◆ Task goal
Beginning with the first line, return the material verbatim and without pictures.

━━ Records for processing

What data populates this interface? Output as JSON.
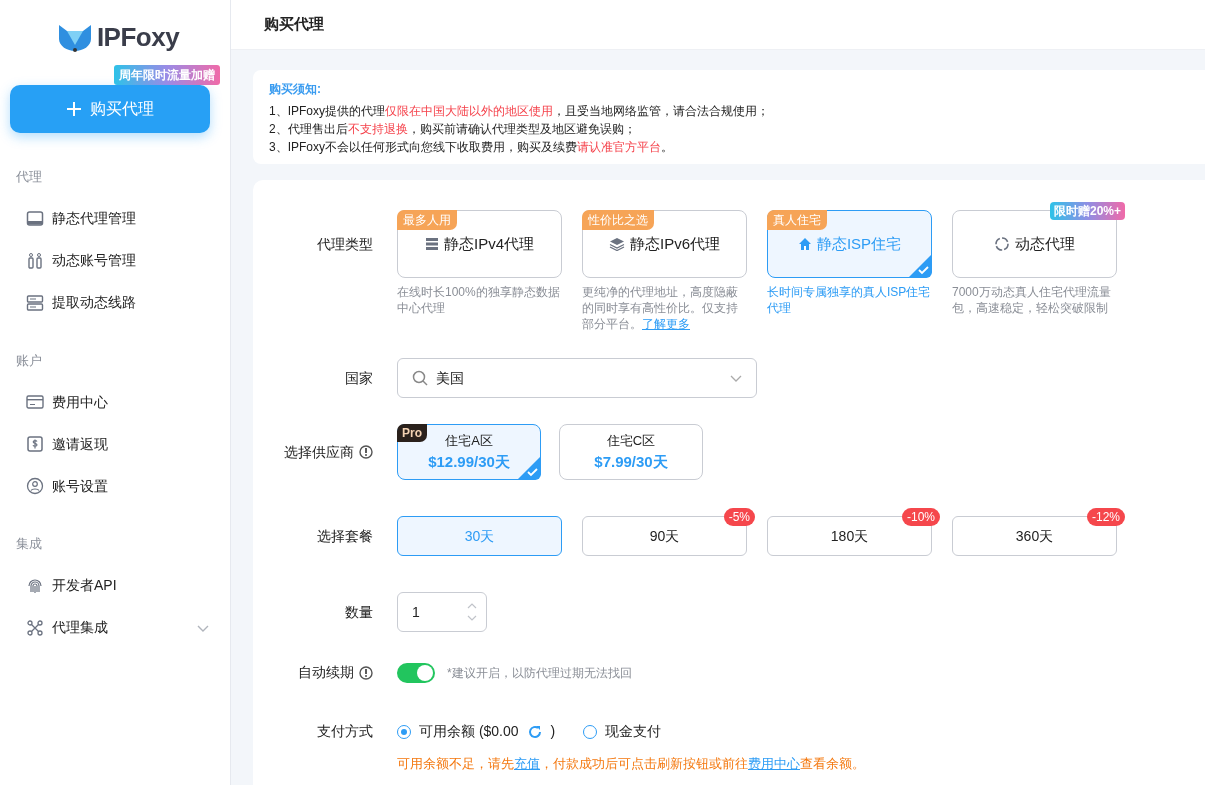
{
  "logo": {
    "text": "IPFoxy"
  },
  "promo_badge": "周年限时流量加赠",
  "buy_button": {
    "label": "购买代理"
  },
  "sidebar": {
    "sections": [
      {
        "title": "代理",
        "items": [
          {
            "label": "静态代理管理"
          },
          {
            "label": "动态账号管理"
          },
          {
            "label": "提取动态线路"
          }
        ]
      },
      {
        "title": "账户",
        "items": [
          {
            "label": "费用中心"
          },
          {
            "label": "邀请返现"
          },
          {
            "label": "账号设置"
          }
        ]
      },
      {
        "title": "集成",
        "items": [
          {
            "label": "开发者API"
          },
          {
            "label": "代理集成",
            "expanded": false
          }
        ]
      }
    ]
  },
  "page_title": "购买代理",
  "notice": {
    "title": "购买须知:",
    "lines": [
      [
        {
          "text": "1、IPFoxy提供的代理",
          "highlight": false
        },
        {
          "text": "仅限在中国大陆以外的地区使用",
          "highlight": true
        },
        {
          "text": "，且受当地网络监管，请合法合规使用；",
          "highlight": false
        }
      ],
      [
        {
          "text": "2、代理售出后",
          "highlight": false
        },
        {
          "text": "不支持退换",
          "highlight": true
        },
        {
          "text": "，购买前请确认代理类型及地区避免误购；",
          "highlight": false
        }
      ],
      [
        {
          "text": "3、IPFoxy不会以任何形式向您线下收取费用，购买及续费",
          "highlight": false
        },
        {
          "text": "请认准官方平台",
          "highlight": true
        },
        {
          "text": "。",
          "highlight": false
        }
      ]
    ]
  },
  "proxy_type": {
    "label": "代理类型",
    "options": [
      {
        "tag": "最多人用",
        "name": "静态IPv4代理",
        "description": "在线时长100%的独享静态数据中心代理",
        "selected": false
      },
      {
        "tag": "性价比之选",
        "name": "静态IPv6代理",
        "description": "更纯净的代理地址，高度隐蔽的同时享有高性价比。仅支持部分平台。",
        "link": "了解更多",
        "selected": false
      },
      {
        "tag": "真人住宅",
        "name": "静态ISP住宅",
        "description": "长时间专属独享的真人ISP住宅代理",
        "selected": true
      },
      {
        "promo": "限时赠20%+",
        "name": "动态代理",
        "description": "7000万动态真人住宅代理流量包，高速稳定，轻松突破限制",
        "selected": false
      }
    ]
  },
  "country": {
    "label": "国家",
    "value": "美国"
  },
  "provider": {
    "label": "选择供应商",
    "options": [
      {
        "tag": "Pro",
        "name": "住宅A区",
        "price": "$12.99/30天",
        "selected": true
      },
      {
        "name": "住宅C区",
        "price": "$7.99/30天",
        "selected": false
      }
    ]
  },
  "plan": {
    "label": "选择套餐",
    "options": [
      {
        "label": "30天",
        "selected": true
      },
      {
        "label": "90天",
        "discount": "-5%",
        "selected": false
      },
      {
        "label": "180天",
        "discount": "-10%",
        "selected": false
      },
      {
        "label": "360天",
        "discount": "-12%",
        "selected": false
      }
    ]
  },
  "quantity": {
    "label": "数量",
    "value": "1"
  },
  "auto_renew": {
    "label": "自动续期",
    "on": true,
    "hint": "*建议开启，以防代理过期无法找回"
  },
  "payment": {
    "label": "支付方式",
    "options": [
      {
        "label": "可用余额 ($0.00",
        "label_after": ")",
        "selected": true
      },
      {
        "label": "现金支付",
        "selected": false
      }
    ],
    "warning": [
      {
        "text": "可用余额不足，请先",
        "link": false
      },
      {
        "text": "充值",
        "link": true
      },
      {
        "text": "，付款成功后可点击刷新按钮或前往",
        "link": false
      },
      {
        "text": "费用中心",
        "link": true
      },
      {
        "text": "查看余额。",
        "link": false
      }
    ]
  }
}
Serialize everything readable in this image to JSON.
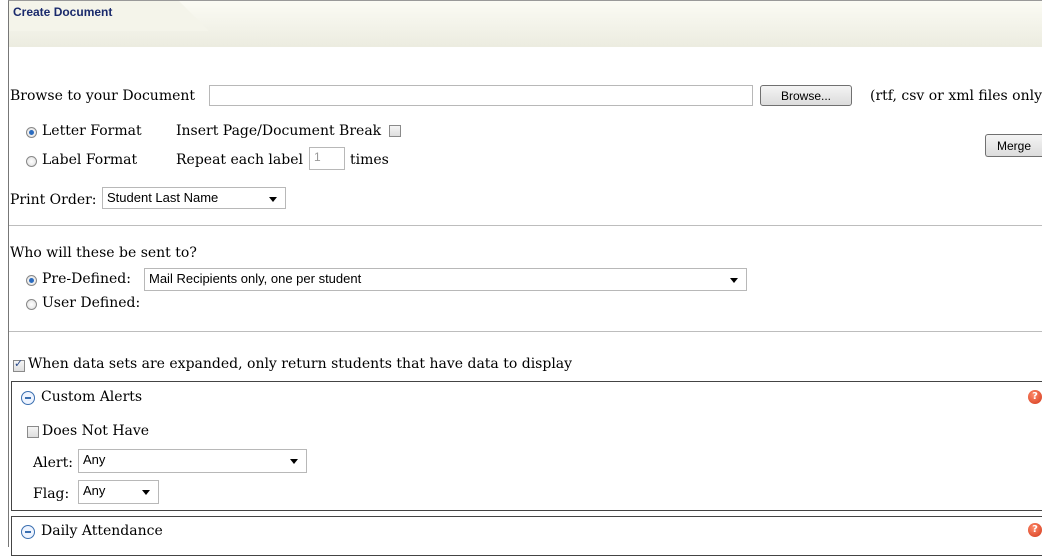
{
  "tab": {
    "title": "Create Document"
  },
  "document": {
    "browse_label": "Browse to your Document",
    "file_value": "",
    "browse_button": "Browse...",
    "file_types": "(rtf, csv or xml files only"
  },
  "format": {
    "letter_label": "Letter Format",
    "label_label": "Label Format",
    "selected": "letter",
    "page_break_label": "Insert Page/Document Break",
    "page_break_checked": false,
    "repeat_label": "Repeat each label",
    "repeat_value": "1",
    "repeat_suffix": "times",
    "merge_button": "Merge"
  },
  "print_order": {
    "label": "Print Order:",
    "value": "Student Last Name"
  },
  "recipients": {
    "question": "Who will these be sent to?",
    "predefined_label": "Pre-Defined:",
    "predefined_value": "Mail Recipients only, one per student",
    "userdefined_label": "User Defined:",
    "selected": "predefined"
  },
  "data_sets": {
    "label": "When data sets are expanded, only return students that have data to display",
    "checked": true
  },
  "custom_alerts": {
    "title": "Custom Alerts",
    "does_not_have_label": "Does Not Have",
    "alert_label": "Alert:",
    "alert_value": "Any",
    "flag_label": "Flag:",
    "flag_value": "Any"
  },
  "daily_attendance": {
    "title": "Daily Attendance"
  },
  "help_icon_glyph": "?"
}
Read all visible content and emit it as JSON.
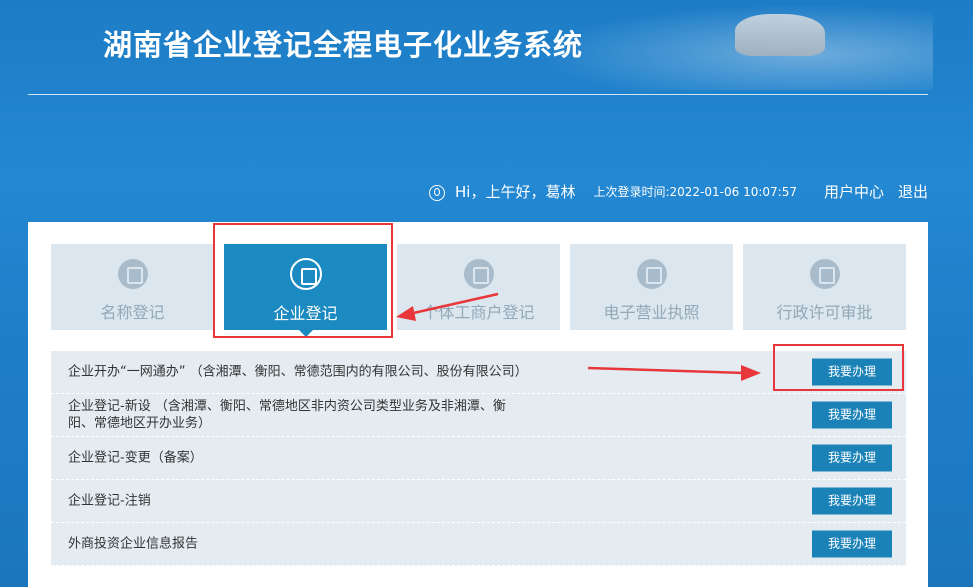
{
  "header": {
    "title": "湖南省企业登记全程电子化业务系统"
  },
  "userbar": {
    "greeting": "Hi，上午好，葛林",
    "last_login": "上次登录时间:2022-01-06 10:07:57",
    "user_center": "用户中心",
    "logout": "退出"
  },
  "tabs": [
    {
      "label": "名称登记",
      "icon": "document-icon",
      "active": false
    },
    {
      "label": "企业登记",
      "icon": "company-icon",
      "active": true
    },
    {
      "label": "个体工商户登记",
      "icon": "shop-icon",
      "active": false
    },
    {
      "label": "电子营业执照",
      "icon": "license-icon",
      "active": false
    },
    {
      "label": "行政许可审批",
      "icon": "person-icon",
      "active": false
    }
  ],
  "services": [
    {
      "text": "企业开办“一网通办” （含湘潭、衡阳、常德范围内的有限公司、股份有限公司）",
      "button": "我要办理"
    },
    {
      "text": "企业登记-新设 （含湘潭、衡阳、常德地区非内资公司类型业务及非湘潭、衡阳、常德地区开办业务）",
      "button": "我要办理"
    },
    {
      "text": "企业登记-变更（备案）",
      "button": "我要办理"
    },
    {
      "text": "企业登记-注销",
      "button": "我要办理"
    },
    {
      "text": "外商投资企业信息报告",
      "button": "我要办理"
    }
  ],
  "colors": {
    "accent": "#1a8ac0",
    "highlight": "#e8373a",
    "background": "#1f80c9"
  }
}
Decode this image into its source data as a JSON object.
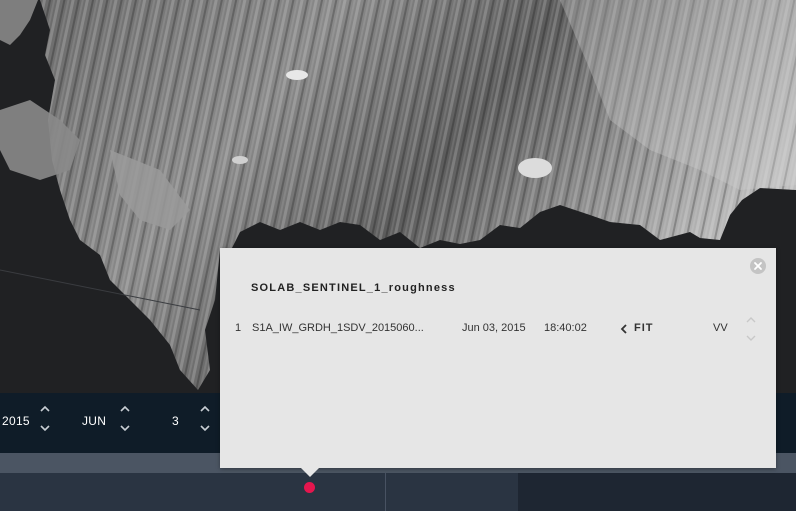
{
  "date_selector": {
    "year": "2015",
    "month": "JUN",
    "day": "3"
  },
  "popup": {
    "layer_title": "SOLAB_SENTINEL_1_roughness",
    "granule": {
      "index": "1",
      "name": "S1A_IW_GRDH_1SDV_2015060...",
      "date": "Jun 03, 2015",
      "time": "18:40:02",
      "fit_label": "FIT",
      "polarization": "VV"
    }
  },
  "colors": {
    "popup_background": "#e6e6e6",
    "date_bar": "#0f1c28",
    "timeline": "#2a3442",
    "marker": "#e5164e"
  },
  "icons": {
    "close": "close-circle-icon",
    "fit": "chevron-left-icon",
    "spinner_up": "chevron-up-icon",
    "spinner_down": "chevron-down-icon"
  }
}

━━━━

◆ Written response
What data populates this interface? Output as JSON.
{
  "logo": {
    "text": "IPFoxy"
  },
  "promo_badge": "周年限时流量加赠",
  "buy_button": {
    "label": "购买代理"
  },
  "sidebar": {
    "sections": [
      {
        "title": "代理",
        "items": [
          {
            "label": "静态代理管理"
          },
          {
            "label": "动态账号管理"
          },
          {
            "label": "提取动态线路"
          }
        ]
      },
      {
        "title": "账户",
        "items": [
          {
            "label": "费用中心"
          },
          {
            "label": "邀请返现"
          },
          {
            "label": "账号设置"
          }
        ]
      },
      {
        "title": "集成",
        "items": [
          {
            "label": "开发者API"
          },
          {
            "label": "代理集成",
            "expanded": false
          }
        ]
      }
    ]
  },
  "page_title": "购买代理",
  "notice": {
    "title": "购买须知:",
    "lines": [
      [
        {
          "text": "1、IPFoxy提供的代理",
          "highlight": false
        },
        {
          "text": "仅限在中国大陆以外的地区使用",
          "highlight": true
        },
        {
          "text": "，且受当地网络监管，请合法合规使用；",
          "highlight": false
        }
      ],
      [
        {
          "text": "2、代理售出后",
          "highlight": false
        },
        {
          "text": "不支持退换",
          "highlight": true
        },
        {
          "text": "，购买前请确认代理类型及地区避免误购；",
          "highlight": false
        }
      ],
      [
        {
          "text": "3、IPFoxy不会以任何形式向您线下收取费用，购买及续费",
          "highlight": false
        },
        {
          "text": "请认准官方平台",
          "highlight": true
        },
        {
          "text": "。",
          "highlight": false
        }
      ]
    ]
  },
  "proxy_type": {
    "label": "代理类型",
    "options": [
      {
        "tag": "最多人用",
        "name": "静态IPv4代理",
        "description": "在线时长100%的独享静态数据中心代理",
        "selected": false
      },
      {
        "tag": "性价比之选",
        "name": "静态IPv6代理",
        "description": "更纯净的代理地址，高度隐蔽的同时享有高性价比。仅支持部分平台。",
        "link": "了解更多",
        "selected": false
      },
      {
        "tag": "真人住宅",
        "name": "静态ISP住宅",
        "description": "长时间专属独享的真人ISP住宅代理",
        "selected": true
      },
      {
        "promo": "限时赠20%+",
        "name": "动态代理",
        "description": "7000万动态真人住宅代理流量包，高速稳定，轻松突破限制",
        "selected": false
      }
    ]
  },
  "country": {
    "label": "国家",
    "value": "美国"
  },
  "provider": {
    "label": "选择供应商",
    "options": [
      {
        "tag": "Pro",
        "name": "住宅A区",
        "price": "$12.99/30天",
        "selected": true
      },
      {
        "name": "住宅C区",
        "price": "$7.99/30天",
        "selected": false
      }
    ]
  },
  "plan": {
    "label": "选择套餐",
    "options": [
      {
        "label": "30天",
        "selected": true
      },
      {
        "label": "90天",
        "discount": "-5%",
        "selected": false
      },
      {
        "label": "180天",
        "discount": "-10%",
        "selected": false
      },
      {
        "label": "360天",
        "discount": "-12%",
        "selected": false
      }
    ]
  },
  "quantity": {
    "label": "数量",
    "value": "1"
  },
  "auto_renew": {
    "label": "自动续期",
    "on": true,
    "hint": "*建议开启，以防代理过期无法找回"
  },
  "payment": {
    "label": "支付方式",
    "options": [
      {
        "label": "可用余额 ($0.00",
        "label_after": ")",
        "selected": true
      },
      {
        "label": "现金支付",
        "selected": false
      }
    ],
    "warning": [
      {
        "text": "可用余额不足，请先",
        "link": false
      },
      {
        "text": "充值",
        "link": true
      },
      {
        "text": "，付款成功后可点击刷新按钮或前往",
        "link": false
      },
      {
        "text": "费用中心",
        "link": true
      },
      {
        "text": "查看余额。",
        "link": false
      }
    ]
  }
}
Serialize everything readable in this image to JSON.
{
  "tab": {
    "title": "Create Document"
  },
  "document": {
    "browse_label": "Browse to your Document",
    "file_value": "",
    "browse_button": "Browse...",
    "file_types": "(rtf, csv or xml files only"
  },
  "format": {
    "letter_label": "Letter Format",
    "label_label": "Label Format",
    "selected": "letter",
    "page_break_label": "Insert Page/Document Break",
    "page_break_checked": false,
    "repeat_label": "Repeat each label",
    "repeat_value": "1",
    "repeat_suffix": "times",
    "merge_button": "Merge"
  },
  "print_order": {
    "label": "Print Order:",
    "value": "Student Last Name"
  },
  "recipients": {
    "question": "Who will these be sent to?",
    "predefined_label": "Pre-Defined:",
    "predefined_value": "Mail Recipients only, one per student",
    "userdefined_label": "User Defined:",
    "selected": "predefined"
  },
  "data_sets": {
    "label": "When data sets are expanded, only return students that have data to display",
    "checked": true
  },
  "custom_alerts": {
    "title": "Custom Alerts",
    "does_not_have_label": "Does Not Have",
    "alert_label": "Alert:",
    "alert_value": "Any",
    "flag_label": "Flag:",
    "flag_value": "Any"
  },
  "daily_attendance": {
    "title": "Daily Attendance"
  },
  "help_icon_glyph": "?"
}
Read all visible content and emit it as JSON.
{
  "header": {
    "title": "湖南省企业登记全程电子化业务系统"
  },
  "userbar": {
    "greeting": "Hi，上午好，葛林",
    "last_login": "上次登录时间:2022-01-06 10:07:57",
    "user_center": "用户中心",
    "logout": "退出"
  },
  "tabs": [
    {
      "label": "名称登记",
      "icon": "document-icon",
      "active": false
    },
    {
      "label": "企业登记",
      "icon": "company-icon",
      "active": true
    },
    {
      "label": "个体工商户登记",
      "icon": "shop-icon",
      "active": false
    },
    {
      "label": "电子营业执照",
      "icon": "license-icon",
      "active": false
    },
    {
      "label": "行政许可审批",
      "icon": "person-icon",
      "active": false
    }
  ],
  "services": [
    {
      "text": "企业开办“一网通办” （含湘潭、衡阳、常德范围内的有限公司、股份有限公司）",
      "button": "我要办理"
    },
    {
      "text": "企业登记-新设 （含湘潭、衡阳、常德地区非内资公司类型业务及非湘潭、衡阳、常德地区开办业务）",
      "button": "我要办理"
    },
    {
      "text": "企业登记-变更（备案）",
      "button": "我要办理"
    },
    {
      "text": "企业登记-注销",
      "button": "我要办理"
    },
    {
      "text": "外商投资企业信息报告",
      "button": "我要办理"
    }
  ],
  "colors": {
    "accent": "#1a8ac0",
    "highlight": "#e8373a",
    "background": "#1f80c9"
  }
}
Decode this image into its source data as a JSON object.
{
  "date_selector": {
    "year": "2015",
    "month": "JUN",
    "day": "3"
  },
  "popup": {
    "layer_title": "SOLAB_SENTINEL_1_roughness",
    "granule": {
      "index": "1",
      "name": "S1A_IW_GRDH_1SDV_2015060...",
      "date": "Jun 03, 2015",
      "time": "18:40:02",
      "fit_label": "FIT",
      "polarization": "VV"
    }
  },
  "colors": {
    "popup_background": "#e6e6e6",
    "date_bar": "#0f1c28",
    "timeline": "#2a3442",
    "marker": "#e5164e"
  },
  "icons": {
    "close": "close-circle-icon",
    "fit": "chevron-left-icon",
    "spinner_up": "chevron-up-icon",
    "spinner_down": "chevron-down-icon"
  }
}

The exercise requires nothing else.